Yes, history is probably not the best reason to dine at a restaurant, but when you’re in a town with as limited good dining options as Mussoorie or Landour: it’s reason enough. Especially when the food is actually (mostly) pretty good.
Emily’s is the restaurant at the Rokeby Hotel in Landour, slightly above Chaar Dukaan. The interesting bit about Rokeby (which was built in 1840 by a Captain G N Cauthy) is its literary connections. First of all, there’s the fact that Rokeby was named after Walter Scott’s poem
Rokeby. (Mussoorie and Landour between them have a number of old houses that were named after places mentioned in Scott’s work—he was apparently a popular writer in this part of the world). Secondly, there’s the fact that Rokeby’s best-known owner was the inspiration for a literary work. 1878 onwards, Rokeby was leased to Frederick ‘Pahari’ Wilson, an adventurer who was the inspiration for Kipling’s famous The Man Who Would Be King.
For us, Rokeby Hotel’s main draw was its restaurant, Emily’s, which we’d seen given very good reviews on various websites. Even friends on a Facebook foodie group said it was good—so we landed up one day for lunch.
Emily’s sits on the first floor of the hotel. The stairs leading up are wide, wooden, and warped. The restaurant itself looks like an afterthought; it’s obvious that this was some sort of verandah—like a wrap-around porch—which has now been enclosed. The décor is cheery and quaint, with lovely yellow-painted and blue-painted sideboards, charming old bric-a-brac, and even a small square balcony where you can sit and have a leisurely meal away from the bustle of the restaurant.
Our first taste of just how busy Emily’s is was when a waiter, rushing about, told us that they didn’t have any tables. At least 20 minutes, we were told. And no, the empty tables we could see were all reserved. We hung around in the tiny circular foyer (rather reminiscent of a turret) for about that long, and then—because one table finally did get free—were ushered in.
The staff at Emily’s were apparently not being able to cope with the crowd, and while the waiter handed us a pair of menus as soon as we were seated, he vanished immediately after, and we sat about for the next ten minutes or so, waiting for him to take our orders. We overheard the people at the next table reminding a passing waiter that it had been 45 minutes since they’d ordered their food, so could they get in, please?
Our waiter eventually did come by, and we ordered our food—but it took about half an hour (including three reminders!) for our meals to arrive.

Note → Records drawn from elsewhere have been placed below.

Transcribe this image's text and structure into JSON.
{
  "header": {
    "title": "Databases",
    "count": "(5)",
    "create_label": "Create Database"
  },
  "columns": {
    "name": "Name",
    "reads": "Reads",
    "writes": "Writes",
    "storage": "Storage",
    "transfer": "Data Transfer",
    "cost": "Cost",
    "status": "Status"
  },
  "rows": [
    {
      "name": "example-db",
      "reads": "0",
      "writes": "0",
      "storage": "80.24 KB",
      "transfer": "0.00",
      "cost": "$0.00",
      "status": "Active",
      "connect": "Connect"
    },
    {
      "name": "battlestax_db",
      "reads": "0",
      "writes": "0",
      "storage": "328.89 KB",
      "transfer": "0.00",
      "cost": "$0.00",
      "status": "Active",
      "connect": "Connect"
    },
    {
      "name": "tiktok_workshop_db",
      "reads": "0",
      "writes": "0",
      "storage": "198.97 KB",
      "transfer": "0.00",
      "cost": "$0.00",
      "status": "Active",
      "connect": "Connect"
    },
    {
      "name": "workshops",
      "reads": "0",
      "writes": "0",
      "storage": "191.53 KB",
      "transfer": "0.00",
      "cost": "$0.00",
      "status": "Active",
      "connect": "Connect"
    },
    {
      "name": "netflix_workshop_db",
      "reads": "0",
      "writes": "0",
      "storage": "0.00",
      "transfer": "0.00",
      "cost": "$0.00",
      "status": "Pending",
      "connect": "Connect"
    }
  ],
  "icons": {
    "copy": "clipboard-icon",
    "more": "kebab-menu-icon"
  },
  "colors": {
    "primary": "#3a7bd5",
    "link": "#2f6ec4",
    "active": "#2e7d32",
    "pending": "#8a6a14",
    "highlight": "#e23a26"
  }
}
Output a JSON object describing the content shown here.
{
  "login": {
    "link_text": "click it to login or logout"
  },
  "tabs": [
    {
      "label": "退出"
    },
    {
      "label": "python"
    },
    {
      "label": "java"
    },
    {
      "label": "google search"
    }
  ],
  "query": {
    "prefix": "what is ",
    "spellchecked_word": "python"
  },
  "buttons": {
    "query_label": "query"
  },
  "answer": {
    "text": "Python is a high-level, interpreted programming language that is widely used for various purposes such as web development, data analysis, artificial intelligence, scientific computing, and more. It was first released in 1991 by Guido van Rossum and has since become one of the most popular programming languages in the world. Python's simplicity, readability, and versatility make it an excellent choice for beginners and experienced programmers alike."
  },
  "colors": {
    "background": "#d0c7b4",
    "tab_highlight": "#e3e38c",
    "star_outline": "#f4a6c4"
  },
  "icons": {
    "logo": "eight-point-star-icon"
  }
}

This, when it was food for just two people. My husband had ordered a shepherd’s pie: while this didn’t look too great (the mashed potato on top was too blond—we prefer it nicely golden), it tasted good, with the meat underneath well-seasoned and delicious. What did surprise me was the fact that in Emily’s, they obviously don’t believe in the dictum of two veg (or even one veg) when it comes to a pie as a main course: my husband only got a soup plate in which the pie had been baked. That was it.
Still, his food was far better than mine. I’d ordered a dish of almond-crusted fish, with mash and sautéed vegetables. What I got was an overdone fillet of fish, sprinkled (not crusted, mind you) with thickly chopped almonds—not blanched, by the way—over all of which a generous quantity of gloopy tomato sauce had been poured. Even if I liked tomato sauce (I don’t, and wouldn’t have ordered the fish if the menu had indicated it came with this), I probably wouldn’t have liked it. Both the vegetables and the fish had the appearance and texture of something that had been cooked at least 15 minutes earlier and had been sitting on a hot plate waiting for the shepherd’s pie to be done.
Going by how mediocre my main course had been, I hadn’t been holding out much hope for anything good in the way of dessert. However, we were both feeling like having something sweet, so my husband chose a New York chocolate cake, while I ordered a sticky toffee pudding. These were served up much sooner—in about five minutes or so. The chocolate cake was nothing to write home about: it was drowned in thick chocolate sauce, so much of it that one could barely taste the cake. My sticky toffee pudding was, on the other hand, simply divine. It was moist, warm, packed with flavour, and served with a deliciously buttery, caramel sauce. And all of it not too sweet either (a problem I’ve encountered with more than one toffee pudding): this had a lovely hint of that burnt caramel flavour that marks a great toffee pudding.
We paid Rs 1,322 for our meal (inclusive of taxes) plus a tip. Fair enough, considering we had a main course, a pudding, and a glass of lemonade each—but I do wish the fish had been better. Emily’s serves, besides the Western food, also all the popular north Indian dishes: butter chicken, tandoori chicken, etc—I have a suspicion they may be somewhat better cooked than what we’d ordered.